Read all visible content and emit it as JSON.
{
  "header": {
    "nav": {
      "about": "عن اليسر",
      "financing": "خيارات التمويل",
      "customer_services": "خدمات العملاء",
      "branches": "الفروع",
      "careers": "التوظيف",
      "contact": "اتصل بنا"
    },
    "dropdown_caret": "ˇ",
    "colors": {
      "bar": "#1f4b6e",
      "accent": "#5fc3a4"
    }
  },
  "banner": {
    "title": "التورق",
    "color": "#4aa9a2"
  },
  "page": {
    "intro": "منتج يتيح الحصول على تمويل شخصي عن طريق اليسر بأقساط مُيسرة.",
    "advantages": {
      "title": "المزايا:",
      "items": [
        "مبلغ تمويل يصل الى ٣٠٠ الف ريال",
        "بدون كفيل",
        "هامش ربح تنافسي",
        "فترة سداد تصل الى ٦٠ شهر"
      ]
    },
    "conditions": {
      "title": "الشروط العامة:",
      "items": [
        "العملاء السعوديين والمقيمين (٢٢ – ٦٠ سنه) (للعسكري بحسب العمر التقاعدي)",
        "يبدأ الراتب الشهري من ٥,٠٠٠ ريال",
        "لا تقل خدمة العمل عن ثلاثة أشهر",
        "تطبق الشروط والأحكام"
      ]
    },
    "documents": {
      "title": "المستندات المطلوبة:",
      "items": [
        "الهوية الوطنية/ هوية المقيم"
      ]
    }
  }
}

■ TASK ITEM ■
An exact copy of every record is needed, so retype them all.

■ TASK RESULT ■
Read all visible content and emit it as JSON.
{
  "header": {
    "nav": {
      "about": "عن اليسر",
      "financing": "خيارات التمويل",
      "customer_services": "خدمات العملاء",
      "branches": "الفروع",
      "careers": "التوظيف",
      "contact": "اتصل بنا"
    },
    "dropdown_caret": "ˇ",
    "colors": {
      "bar": "#1f4b6e",
      "accent": "#5fc3a4"
    }
  },
  "banner": {
    "title": "التورق",
    "color": "#4aa9a2"
  },
  "page": {
    "intro": "منتج يتيح الحصول على تمويل شخصي عن طريق اليسر بأقساط مُيسرة.",
    "advantages": {
      "title": "المزايا:",
      "items": [
        "مبلغ تمويل يصل الى ٣٠٠ الف ريال",
        "بدون كفيل",
        "هامش ربح تنافسي",
        "فترة سداد تصل الى ٦٠ شهر"
      ]
    },
    "conditions": {
      "title": "الشروط العامة:",
      "items": [
        "العملاء السعوديين والمقيمين (٢٢ – ٦٠ سنه) (للعسكري بحسب العمر التقاعدي)",
        "يبدأ الراتب الشهري من ٥,٠٠٠ ريال",
        "لا تقل خدمة العمل عن ثلاثة أشهر",
        "تطبق الشروط والأحكام"
      ]
    },
    "documents": {
      "title": "المستندات المطلوبة:",
      "items": [
        "الهوية الوطنية/ هوية المقيم"
      ]
    }
  }
}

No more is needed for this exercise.